I said that I wanted to go, so I open the door, and I see a bunch of people with cameras all set up, and I make my face into a grimace. When I got back to my cell and wanted to lie down, they came back (at around 2am): That’s enough, they need the photos, and if I don’t do it right now, then they would take me to the identification room and call a doctor to give me a sedative drug and they’d get the photos that way. I let them take my fingerprints because I wanted to rest. On account of the photos, I stood with a grimace for at least half an hour, and was photographed several times by several people. Then they gave up and brought me back to my cell, where someone with a camera had hidden themselves in the half-darkness.

At around 3:30am, I was finally alone – at a certain moment, much later, I cried myself to sleep. The next day at around noon, the justice officer came to my cell: Surely we knew that what we were doing was pointless, we had written that in our own communiqués… There was hardly any reaction to everything we had written, not even about Weiterstadt [5]…The prisoners were divided amongst themselves… and before I end up in their situation, with my perspective, which isn’t there… then the only solution for me would be to adapt myself to their wishes. He didn’t want to shut up – at a certain moment, I said: “I have a problem.” And then he was silent. I continued: namely, my glasses, which the BKA haven’t returned to me… then he talked matter-of-factly about the glasses, which was too ridiculous even for him, and so he left. In the afternoon, they flew me to Karlsruhe – in a confined position – and there I was briefly able to speak with my mother and brother, and that was very good. Finally they flew me to Preungsheim, and when I was brought inside, I saw someone standing at a window waving and calling my name, it was Eva-Haule [6].

I was briefly able to shout hello and wave back. There is much still to tell about these events – but not today.

Birgit Hogefeld, 1993


N.B. All footnotes in this document were added by the translator and editor. None are originally from the RAF.

[1] RAF members Birgit Hogefeld and Wolfgang Grams had been lured to Bad Kleinen by a police informant – Klaus Steinmetz – one June 27th 1993. While Steinmetz and the two RAF members sat talking at the train station, 54 officers deployed around the building to close in as the three departed. Grams managed to get away, but was quickly captured. According to two witnesses the cops held Grams on the ground and shot him to death at point-blank range. Said Joanna Baron, a sales clerk at a station food stand: “Two policemen walked up to Grams, who was lying motionless. One bent over and shot him several times from close up. Then the second officer shot at Grams, but more at his stomach and legs.
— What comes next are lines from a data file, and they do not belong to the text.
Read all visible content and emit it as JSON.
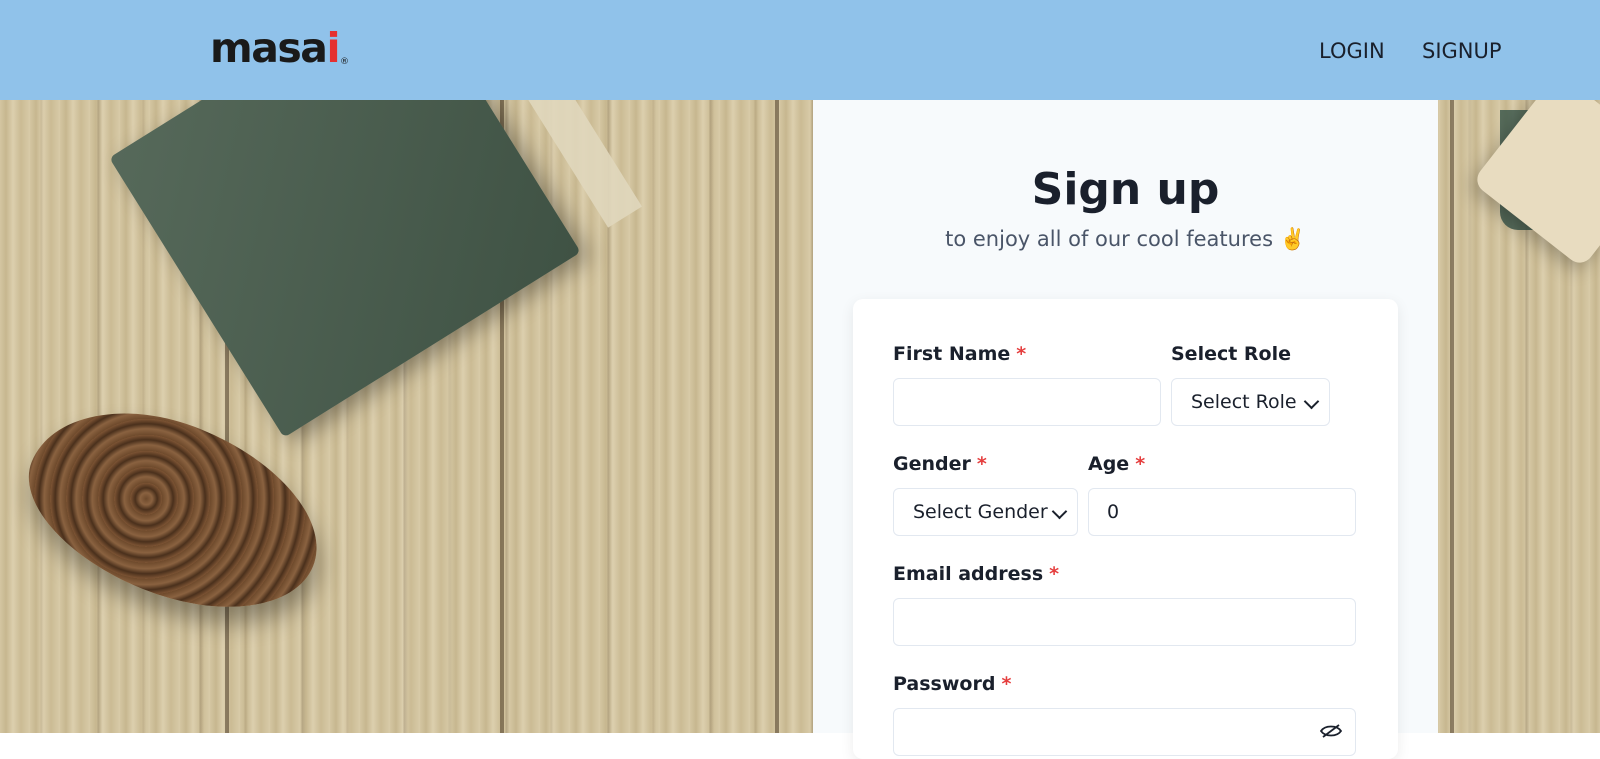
{
  "nav": {
    "logo_main": "masa",
    "logo_i": "i",
    "logo_mark": "®",
    "login": "LOGIN",
    "signup": "SIGNUP"
  },
  "panel": {
    "title": "Sign up",
    "subtitle": "to enjoy all of our cool features",
    "subtitle_emoji": "✌️"
  },
  "form": {
    "first_name": {
      "label": "First Name",
      "required": "*",
      "value": ""
    },
    "role": {
      "label": "Select Role",
      "selected": "Select Role"
    },
    "gender": {
      "label": "Gender",
      "required": "*",
      "selected": "Select Gender"
    },
    "age": {
      "label": "Age",
      "required": "*",
      "value": "0"
    },
    "email": {
      "label": "Email address",
      "required": "*",
      "value": ""
    },
    "password": {
      "label": "Password",
      "required": "*",
      "value": ""
    }
  },
  "colors": {
    "navbar": "#90c2ea",
    "panel": "#f7fafc",
    "required": "#e53e3e",
    "logo_accent": "#e53030"
  },
  "icons": [
    "chevron-down-icon",
    "eye-slash-icon"
  ]
}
He shot several times.” The subsequent medical examination supported eyewitness accounts : it showed that the shot that caused the fatal wound to Grams head was fired from close range.   [return to text]

[2] BGS; the German border police.  [return to text]

[3] BKA: the Federal Criminal Agency. [return to text]

[4] BAW: Public Affairs Office. [return to text]

[5] On March 27, 1993, the Katharina Hammerschmidt Commando of the RAF bombed a newly constructed high-tech prison in Weiterstadt causing millions of dollars in damage and completely destroying it. The communiqué for this action can be read at http://www.germanguerilla.com/red-army-faction/documents/93_03_27.html [return to text]

[6] Eva-Haule Frimpong, a RAF prisoner captured in 1986. [return to text]